Today, September 9th, marks a major milestone for Mindful Littles. It is the official launch of our Healing Initiative in the Paradise Ridge community, which was greatly devastated by the Camp Fire 10 months ago.
If someone told me 3 years ago that I would be writing this letter today, that I would be doing what I am doing today, I would have never guessed. While I know now that I had some deep intuition Mindful Littles would be reality, I was not consciously aware at the time. I was not aware of my own intuitive capacities, my own divine spark.
This last week my 6-year old asked me a simple question, “Mommy, what is Labor Day?” I realized I hadn’t really spent any energy thinking about the meaning of this national holiday.
This moving meditation is to help children visualize the practice of rooting in order to rise. We root to ground, to find strength. We rise as we become heartful, kind to ourselves, others and the world around us.
This activity is a variation on the popular ice-breaker game, Toss the Beach Ball and is wonderful for children of any age range as well as adults. The idea is to inspire young children to think of the small things in their lives they’re grateful for.
This meditation practice is a great way to make the loving-kindness meditation concrete for elementary school children.Continue reading “Breathing Meditation: Loving-Kindness Buddy Wishes”
Ready for a little fun? In honor of National Scavenger Hunt Day, add a dose of mindfulness to a classic scavenger hunt with your little one.
I realized the other day that in my 40 years of living on this earth, I don’t think I have ever stopped to thank my knuckles — yup, my knuckles.
We often forget this mundane part of our body that does so much for us each and everyday. I wanted to share this simple insight with my girls so we played a little game.
Round 1: Place a marker (or any object) on the floor or table and pick up it up with your hands. Turn the object over in your hands and really feel what it’s like it hold it. Ask your kids to notice how their hands work to hold the object.
Round 2: Make your hands as stiff as possible with absolutely no bending allowed (the kids loved this no bending challenge). Now try to pick up the marker with your hands.

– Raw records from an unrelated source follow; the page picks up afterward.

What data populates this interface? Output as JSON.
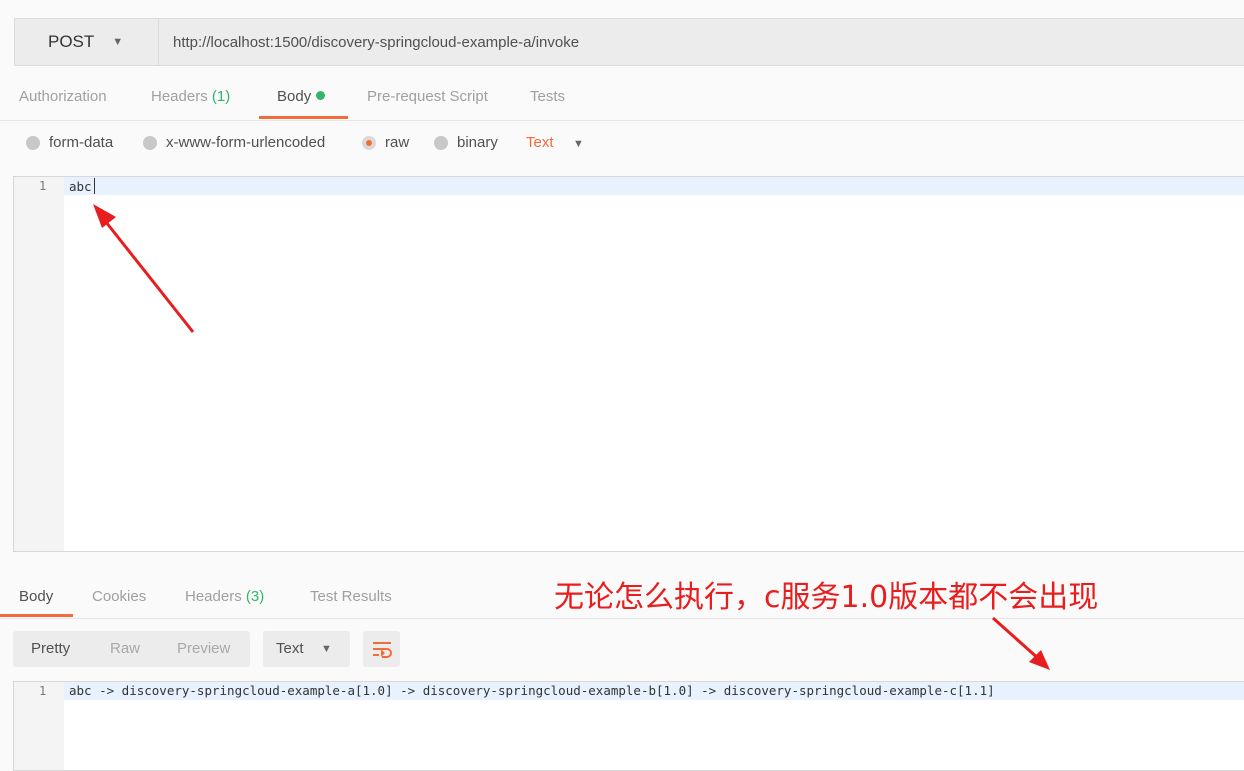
{
  "request": {
    "method": "POST",
    "url": "http://localhost:1500/discovery-springcloud-example-a/invoke"
  },
  "request_tabs": [
    {
      "label": "Authorization"
    },
    {
      "label": "Headers",
      "count": "(1)"
    },
    {
      "label": "Body",
      "active": true
    },
    {
      "label": "Pre-request Script"
    },
    {
      "label": "Tests"
    }
  ],
  "body_types": {
    "form_data": "form-data",
    "urlencoded": "x-www-form-urlencoded",
    "raw": "raw",
    "binary": "binary",
    "selected": "raw",
    "content_type": "Text"
  },
  "request_editor": {
    "line_number": "1",
    "content": "abc"
  },
  "response_tabs": [
    {
      "label": "Body",
      "active": true
    },
    {
      "label": "Cookies"
    },
    {
      "label": "Headers",
      "count": "(3)"
    },
    {
      "label": "Test Results"
    }
  ],
  "response_toolbar": {
    "pretty": "Pretty",
    "raw": "Raw",
    "preview": "Preview",
    "format": "Text"
  },
  "response_editor": {
    "line_number": "1",
    "content": "abc -> discovery-springcloud-example-a[1.0] -> discovery-springcloud-example-b[1.0] -> discovery-springcloud-example-c[1.1]"
  },
  "annotation": {
    "text": "无论怎么执行，c服务1.0版本都不会出现"
  },
  "colors": {
    "accent": "#f26b3a",
    "count_green": "#33b36b",
    "annotation_red": "#e81d1d"
  }
}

In Round 2, the task becomes pretty tricky. In fact, it’s almost impossible to pick up any sort of object without the help of the other stiff hand.
Gratitude Share: After we played both rounds, we discussed that Round 2 was much harder. I asked the girls if they’d ever stopped to thank their knuckles and how hard they work for us. I mean it took me 40+ years to say thanks to mine!
We then talked about the other little things we don’t notice on or about our bodies or in our homes that help us all the time, like doorknobs and eyelashes. It’s amazing what you realize when you pay attention to small details and kids are expert observers once they get started!
As a child, I recall looking at cars and thinking that we are in such awe of the end-product and yet the nuts and bolts get almost no love. Our knuckles might not be the most interesting or exciting parts of our bodies, but without them, we’d have a hard time using our hands. Noticing our own nuts and bolts is a great way to appreciate often overlooked necessities we don’t always notice in our everyday lives.
Gratitude is simply perspective. When we’re mindfully aware of the most ordinary details of our lives, like our knuckles, we don’t have to search far or dig deeply to feel gratitude. We do, however, have to commit to a practice of shifting our perspective, of tuning into a different way of looking at our life. It’s then that we realize that it’s the most ordinary that’s providing us with the most extraordinary abilities as humans.
This Tuesday, November 27th, is Giving Tuesday – a global day of giving, whether it’s of your time, a donation, gift or the power of your voice in your local community.
To Our Mindful Littles Family & Friends:
With heartfelt gratitude, I share this letter on Thanksgiving morning as a mother of two young girls, who are my drive and inspiration for all our work with Mindful Littles.
Sometimes it feels as though there is an endless barrage of difficult news to digest, from ongoing mass shootings to unstoppable fires to personal family tragedies. As parents, while we may recognize not everything in life is in our control, the prospect of raising our children in uncertain times can feel scary. What I’m learning — and it is a practice each and every day — is that the most powerful gift we can give our children is to teach them to believe in themselves as courageous, compassionate beings. No matter what life brings, the most important tool they have is how they respond in a given situation: with perspective, with relentless faith in their own capacity to be loved and share love and to stand for who they are authentically with courage. Continue reading “A Letter From Our Founder: Giving Thanks Today for a Compassionate Tomorrow”
April was filled with unique and powerful events and workshops. We are very grateful for the opportunity to meet and work with some incredible community members and...